Most injuries of the nailbed involve the fingertip versus an isolated nailbed injury (6:1 ratio). The right and left hands are affected equally. However, the long finger is most often affected, since it is usually the last to be pulled from a situation that has the potential to cause trauma. After the long finger, the ring, index, pinky, and thumb are affected in that order. The middle and distal third of the nail are the most frequent sites of injury.

Crush and avulsion injuries as well as injuries associated with distal phalanx fractures have a worse prognosis. Injuries that span the entire nailbed or most of the bed and fold also fare worse than those that are isolated to one to two thirds of the nailbed or only to the nail fold and germinal matrix.



A general examination is necessary to rule out additional injuries.

The injured finger can usually be examined without anesthesia, although children or those in severe pain may require a digital block first. A complete sensory examination (performed prior to a digital block) as well as motor function and vascular supply is necessary. If the nail is avulsed from the nail fold and is unstable, a digital block will usually be necessary to accurately examine the extent of injury. Loupe magnification may be used if necessary.

The presence and extent of devascularized and macerated skin should be noted as the presence of active bleeding, a subungual hematoma, avulsion of the nail, disruption of the nailbed, and any specific pattern of laceration (linear, stellate, flap) of the nailbed if visible. Observe the posture of the fingers, and look for any presence of deformities signifying fracture, dislocation, or tendon avulsion, and the presence of glass, wood, metal, or other foreign body fragments.

Nailbed injuries are often accompanied by subungual hematomas, lacerations to the surrounding skin, crush or avulsion injuries to the distal finger, and associated fractures of the distal phalanx.

A subungual hematoma is a common presentation, and the possibility of an underlying nailbed laceration or injury should always be considered. Lacerations of the nailbed associated with subungual hematomas are most often stellate. Simple lacerations are uncommon unless an accompanying crushing component that was strong enough to collapse the nail through the nailbed and onto the distal phalanx or to fracture the distal phalanx occurred. Fracture of the distal phalanx usually disrupts the matrix but may not break the nail.

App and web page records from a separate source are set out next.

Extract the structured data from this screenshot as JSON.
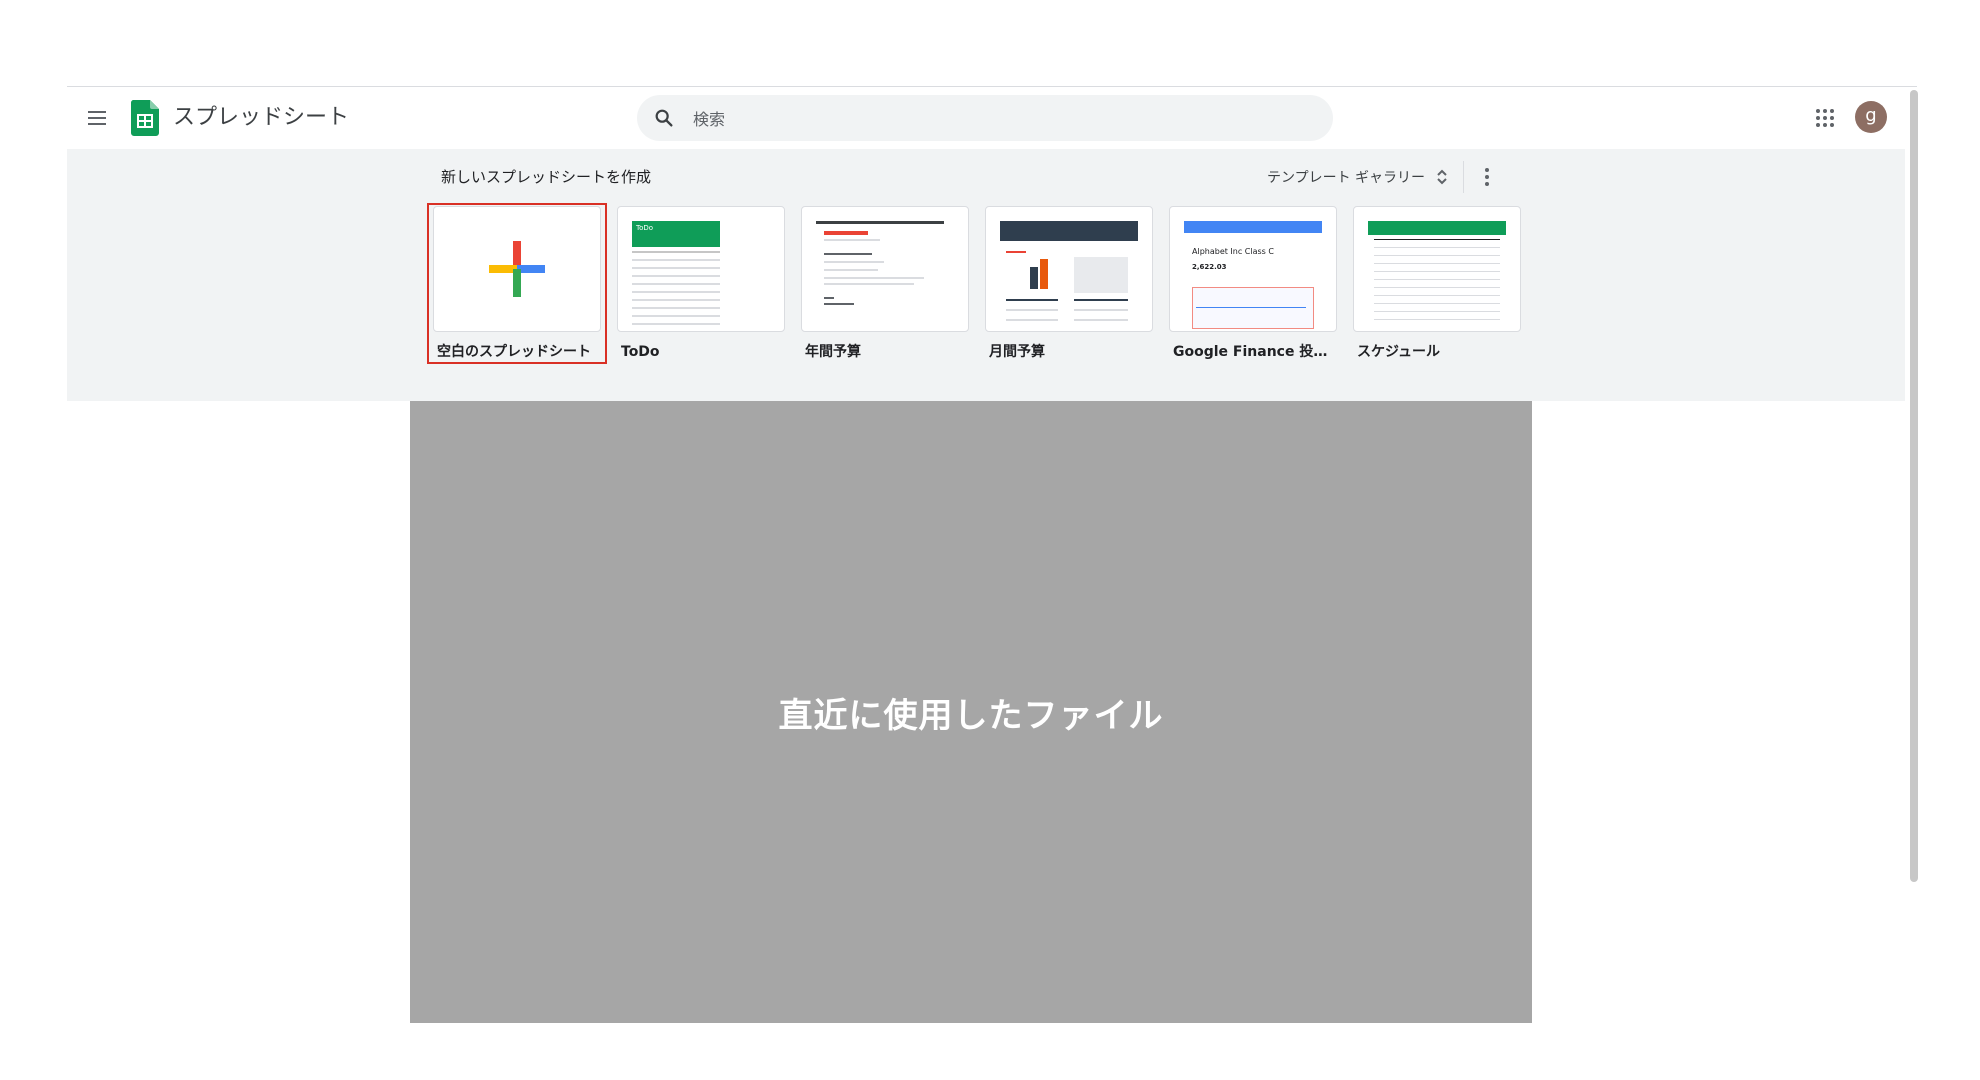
{
  "app": {
    "title": "スプレッドシート",
    "menu_icon": "hamburger-menu-icon",
    "logo_icon": "sheets-logo-icon",
    "brand_color": "#0f9d58"
  },
  "search": {
    "placeholder": "検索",
    "value": "",
    "icon": "search-icon"
  },
  "account": {
    "avatar_letter": "g",
    "avatar_color": "#8d6e63",
    "apps_icon": "google-apps-grid-icon"
  },
  "templates": {
    "section_title": "新しいスプレッドシートを作成",
    "gallery_label": "テンプレート ギャラリー",
    "gallery_icon": "unfold-more-icon",
    "more_icon": "more-vertical-icon",
    "items": [
      {
        "label": "空白のスプレッドシート",
        "icon": "plus-icon",
        "selected": true
      },
      {
        "label": "ToDo",
        "icon": "todo-thumbnail"
      },
      {
        "label": "年間予算",
        "icon": "annual-budget-thumbnail"
      },
      {
        "label": "月間予算",
        "icon": "monthly-budget-thumbnail"
      },
      {
        "label": "Google Finance 投資ト...",
        "icon": "finance-thumbnail",
        "thumb_heading": "Alphabet Inc Class C",
        "thumb_value": "2,622.03"
      },
      {
        "label": "スケジュール",
        "icon": "schedule-thumbnail"
      }
    ],
    "thumb_todo_title": "ToDo"
  },
  "recent": {
    "title": "直近に使用したファイル",
    "placeholder_color": "#a6a6a6"
  },
  "colors": {
    "accent_red": "#d93025",
    "search_bg": "#f1f3f4",
    "gallery_bg": "#f1f3f4"
  }
}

The nail may also be partially or completely avulsed from the nail fold. Nail plate avulsion is almost invariably accompanied by significant nail bed laceration that requires repair. Fractures of the distal phalanx are present in 50% of nailbed injuries. [12]



Most injuries of the nailbed are due to crushing injuries, such as with a hammer. [1] Twenty-five percent of nailbed injuries involve the finger being crushed in a doorway, most commonly car doors. Crush injuries squeeze the soft tissue of the nailbed between the nail and the distal phalanx. This may result in a simple subungual hematoma or a simple or stellate laceration. Saws, knives, drills, moving belts, and lawnmowers are also common causes of nailbed injuries.